“Don’t remove units for unreliable alternative energy sources,” he said.
He also stressed the negative impact that the plan will have on families, children and schools.
Michelle Irwin, a resident of Sweetwater County, spoke in support of the 2019 IRP. She said it is good news for the Wyoming economy and rate payers. Wyoming has been dependent on coal, but energy markets are changing, Irwin said. She noted that the University of Wyoming School of Energy Resources (SER) is doing work and research to address those issues. She encouraged the Public Service Commission members to conduct a thorough investigation as they move forward. She said the IRP document is confusing at best, but that the plan is driven by changing energy environments and the desire to reduce CO2 emissions. She noted that the IRP includes community and employee transition plans and said those involved should work to ensure the smoothest transition possible.

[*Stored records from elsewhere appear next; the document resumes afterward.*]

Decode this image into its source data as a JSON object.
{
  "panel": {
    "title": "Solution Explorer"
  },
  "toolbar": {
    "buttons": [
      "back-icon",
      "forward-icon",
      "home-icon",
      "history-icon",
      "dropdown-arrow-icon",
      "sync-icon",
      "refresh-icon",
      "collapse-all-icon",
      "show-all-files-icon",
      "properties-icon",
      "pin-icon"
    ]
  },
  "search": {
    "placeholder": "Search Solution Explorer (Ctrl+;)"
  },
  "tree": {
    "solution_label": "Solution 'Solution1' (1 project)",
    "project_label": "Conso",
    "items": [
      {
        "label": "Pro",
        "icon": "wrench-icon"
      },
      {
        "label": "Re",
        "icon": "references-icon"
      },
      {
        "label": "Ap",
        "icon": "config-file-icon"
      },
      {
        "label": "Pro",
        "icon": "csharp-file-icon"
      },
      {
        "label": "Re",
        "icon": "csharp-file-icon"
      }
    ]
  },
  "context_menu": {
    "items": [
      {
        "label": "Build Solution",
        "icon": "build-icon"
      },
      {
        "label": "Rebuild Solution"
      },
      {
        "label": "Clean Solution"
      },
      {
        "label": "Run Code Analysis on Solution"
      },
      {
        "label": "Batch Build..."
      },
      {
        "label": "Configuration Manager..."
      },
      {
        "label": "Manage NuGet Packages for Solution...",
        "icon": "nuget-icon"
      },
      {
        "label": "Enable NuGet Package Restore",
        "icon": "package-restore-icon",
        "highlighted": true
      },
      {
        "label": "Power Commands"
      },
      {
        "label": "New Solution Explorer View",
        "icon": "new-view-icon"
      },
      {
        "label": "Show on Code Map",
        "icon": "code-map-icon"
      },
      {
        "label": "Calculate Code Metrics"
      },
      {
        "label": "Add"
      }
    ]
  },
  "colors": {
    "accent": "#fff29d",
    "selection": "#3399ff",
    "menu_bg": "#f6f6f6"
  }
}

Rep. Clark Stith, Wyoming legislator for House District 48, said he agrees with Commissioner Johnson’s opinion of the IRP. He said his concern is for his constituents and the negative impact the proposed actions of retiring coal units will have on them. He referred to two problematic issues: stranded coal assets and negative externalities. He said the IRP does not address the issue of stranded coal assets or their potential cost to investors or rate payers. As far as negative externalities, Stith said the proposed plan will suck money out of local communities.
PacifiCorp claims the plan will reduce customer costs, but Stith said there is no analysis of the amount of damage it will cost in terms of negative economic impact. He said even if jobs are lost to attrition, there will still be fewer people employed — causing damage to the community.
By the time the final hour of Wednesday’s hearing rolled around, there were about half as many people in the council chambers as at the start. People continued to comment, though, including several community members who expressed concern for local workers who would be affected by early closures of coal-fired units. Regina Clark, president of the Western Wyoming Community College Board of Trustees, became a bit emotional, saying she can relate to the difficult impacts on families and livelihoods. She said education is one of the resources we have to help communities transition through these times. Clark also said she believes the corporation is trying to be responsible and referred to the fact that energy resources have always been changing.
“We’re going to have to redesign ourselves,” she said.